An all out trade war?
In the pages of Sea Breezes I have written countless times about the importance of shipping to world trade, and often mentioned the impact of global political and economic trends and unforeseen events on the health of the shipping industry.
As this edition of Sea Breezes went to print, world news was dominated by concerns of a full scale trade war between the US and China, with China announcing tariffs of up to 25% on some US imports – this in response to the widely publicised tariffs on steel and aluminium announced by President Trump earlier in March.
It is still less than 18 months since President Trump unexpectedly won the 2016 US election, but it is very clear that he intends to implement some of the most controversial policy commitments he made during the election campaign. In his view, the US needed to react to unfair competition from China’s state-led economy which has eroded American jobs in some key industries. His administration is also seeking to reduce Chinese investment in the US in retaliation for what the White House believes has been years of alleged intellectual property theft, particularly in the communications and technology sectors.

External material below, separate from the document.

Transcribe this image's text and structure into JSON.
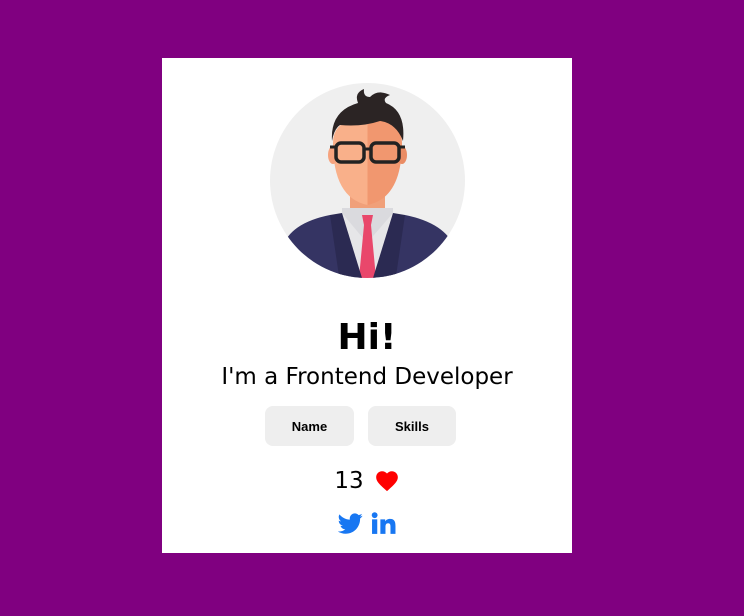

China’s response to apply tariffs to US imports was almost entirely expected; and the Chinese government has made it very clear that although it does not hope to see a trade war, it is “not afraid” of engaging in one. The stage is therefore set for a trade war which could escalate dramatically, with the timing seemingly unhelpful as one would hope that these two world superpowers would be working more closely together to reduce tensions over North Korea and its alleged nuclear programme.
Over 90% of world trade is carried by sea and the China to North America route has some of the highest volumes of containerised cargo. 2017 statistics indicated over $500 billion of Chinese imports to the US, with $130 billion of exports heading in the opposite direction. As the US measures could also affect other trading partners in the Far East and South America, then the potential impact on world shipping and major ports could be significant.
We are all beginning to “expect the unexpected” under this relatively new US administration, and the next episode in this trade war may prove difficult to predict. I am sure that all those involved in the maritime sector will be crossing their fingers that the recent exchanges between the US and China do not escalate into an all-out international trade war.
HAMISH ROSS, EDITOR